Input data:
* * * * *
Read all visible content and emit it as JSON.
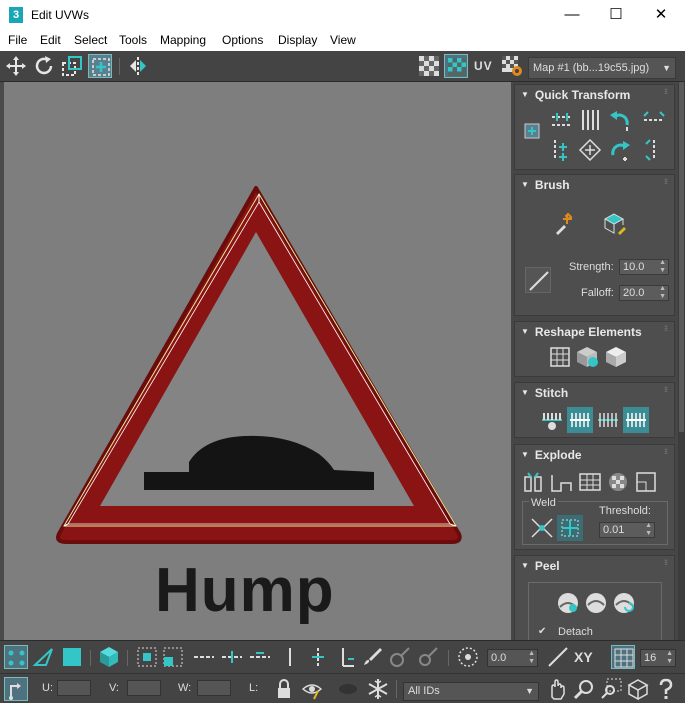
{
  "window": {
    "title": "Edit UVWs",
    "app_icon": "3",
    "minimize": "—",
    "maximize": "☐",
    "close": "✕"
  },
  "menu": [
    "File",
    "Edit",
    "Select",
    "Tools",
    "Mapping",
    "Options",
    "Display",
    "View"
  ],
  "toolbar": {
    "uv_label": "UV",
    "map_select": "Map #1 (bb...19c55.jpg)"
  },
  "viewport": {
    "sign_text": "Hump"
  },
  "panel": {
    "quick_transform": {
      "title": "Quick Transform"
    },
    "brush": {
      "title": "Brush",
      "strength_label": "Strength:",
      "strength_value": "10.0",
      "falloff_label": "Falloff:",
      "falloff_value": "20.0"
    },
    "reshape": {
      "title": "Reshape Elements"
    },
    "stitch": {
      "title": "Stitch"
    },
    "explode": {
      "title": "Explode",
      "weld_label": "Weld",
      "threshold_label": "Threshold:",
      "threshold_value": "0.01"
    },
    "peel": {
      "title": "Peel",
      "detach_label": "Detach",
      "detach_checked": true
    }
  },
  "bottom": {
    "angle_value": "0.0",
    "xy_label": "XY",
    "grid_value": "16",
    "u_label": "U:",
    "v_label": "V:",
    "w_label": "W:",
    "l_label": "L:",
    "ids_select": "All IDs"
  },
  "colors": {
    "accent": "#34c6c6",
    "toolbar_bg": "#444444",
    "panel_bg": "#464646",
    "viewport_bg": "#7e7e7e",
    "sign_red": "#8a1414"
  }
}
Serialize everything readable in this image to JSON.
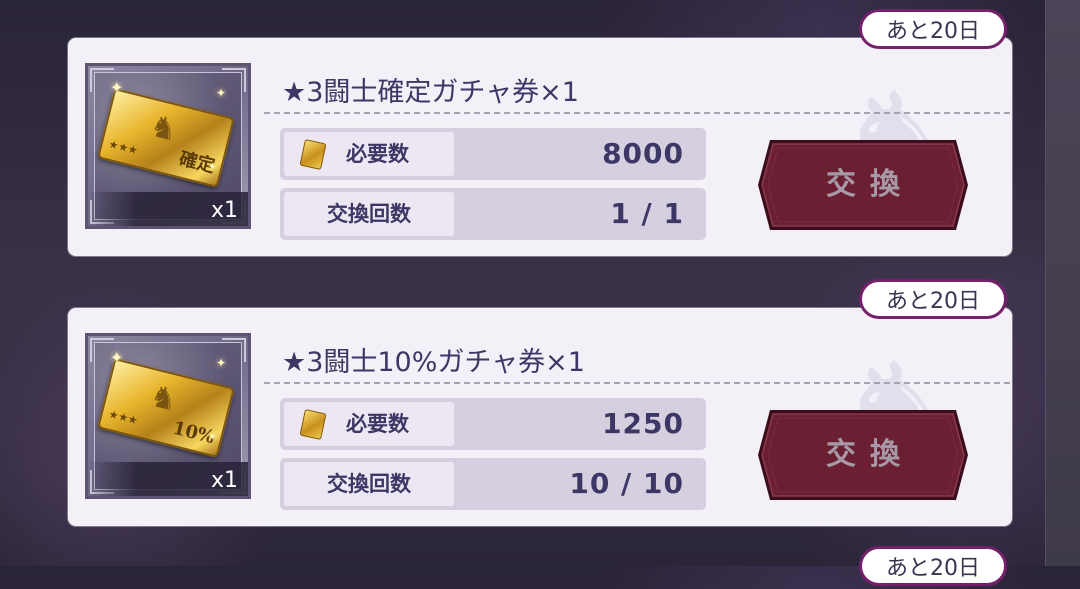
{
  "items": [
    {
      "remaining": "あと20日",
      "title": "★3闘士確定ガチャ券×1",
      "ticket_mark": "確定",
      "ticket_stars": "★★★",
      "quantity": "x1",
      "cost_label": "必要数",
      "cost_value": "8000",
      "count_label": "交換回数",
      "count_value": "1 / 1",
      "button_label": "交換"
    },
    {
      "remaining": "あと20日",
      "title": "★3闘士10%ガチャ券×1",
      "ticket_mark": "10%",
      "ticket_stars": "★★★",
      "quantity": "x1",
      "cost_label": "必要数",
      "cost_value": "1250",
      "count_label": "交換回数",
      "count_value": "10 / 10",
      "button_label": "交換"
    }
  ],
  "partial_badge": "あと20日",
  "colors": {
    "button_fill": "#6b1f33",
    "button_border": "#3a0e1c",
    "badge_border": "#74206b",
    "title_text": "#3d3766"
  },
  "icons": {
    "item": "gold-ticket-icon",
    "cost": "ticket-currency-icon",
    "background": "pegasus-emblem-icon"
  }
}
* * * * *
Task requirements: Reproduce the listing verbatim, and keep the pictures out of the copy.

Finished exercise:
Read all visible content and emit it as JSON.
{
  "window": {
    "title": "Edit UVWs",
    "app_icon": "3",
    "minimize": "—",
    "maximize": "☐",
    "close": "✕"
  },
  "menu": [
    "File",
    "Edit",
    "Select",
    "Tools",
    "Mapping",
    "Options",
    "Display",
    "View"
  ],
  "toolbar": {
    "uv_label": "UV",
    "map_select": "Map #1 (bb...19c55.jpg)"
  },
  "viewport": {
    "sign_text": "Hump"
  },
  "panel": {
    "quick_transform": {
      "title": "Quick Transform"
    },
    "brush": {
      "title": "Brush",
      "strength_label": "Strength:",
      "strength_value": "10.0",
      "falloff_label": "Falloff:",
      "falloff_value": "20.0"
    },
    "reshape": {
      "title": "Reshape Elements"
    },
    "stitch": {
      "title": "Stitch"
    },
    "explode": {
      "title": "Explode",
      "weld_label": "Weld",
      "threshold_label": "Threshold:",
      "threshold_value": "0.01"
    },
    "peel": {
      "title": "Peel",
      "detach_label": "Detach",
      "detach_checked": true
    }
  },
  "bottom": {
    "angle_value": "0.0",
    "xy_label": "XY",
    "grid_value": "16",
    "u_label": "U:",
    "v_label": "V:",
    "w_label": "W:",
    "l_label": "L:",
    "ids_select": "All IDs"
  },
  "colors": {
    "accent": "#34c6c6",
    "toolbar_bg": "#444444",
    "panel_bg": "#464646",
    "viewport_bg": "#7e7e7e",
    "sign_red": "#8a1414"
  }
}
Serialize everything readable in this image to JSON.
{
  "items": [
    {
      "remaining": "あと20日",
      "title": "★3闘士確定ガチャ券×1",
      "ticket_mark": "確定",
      "ticket_stars": "★★★",
      "quantity": "x1",
      "cost_label": "必要数",
      "cost_value": "8000",
      "count_label": "交換回数",
      "count_value": "1 / 1",
      "button_label": "交換"
    },
    {
      "remaining": "あと20日",
      "title": "★3闘士10%ガチャ券×1",
      "ticket_mark": "10%",
      "ticket_stars": "★★★",
      "quantity": "x1",
      "cost_label": "必要数",
      "cost_value": "1250",
      "count_label": "交換回数",
      "count_value": "10 / 10",
      "button_label": "交換"
    }
  ],
  "partial_badge": "あと20日",
  "colors": {
    "button_fill": "#6b1f33",
    "button_border": "#3a0e1c",
    "badge_border": "#74206b",
    "title_text": "#3d3766"
  },
  "icons": {
    "item": "gold-ticket-icon",
    "cost": "ticket-currency-icon",
    "background": "pegasus-emblem-icon"
  }
}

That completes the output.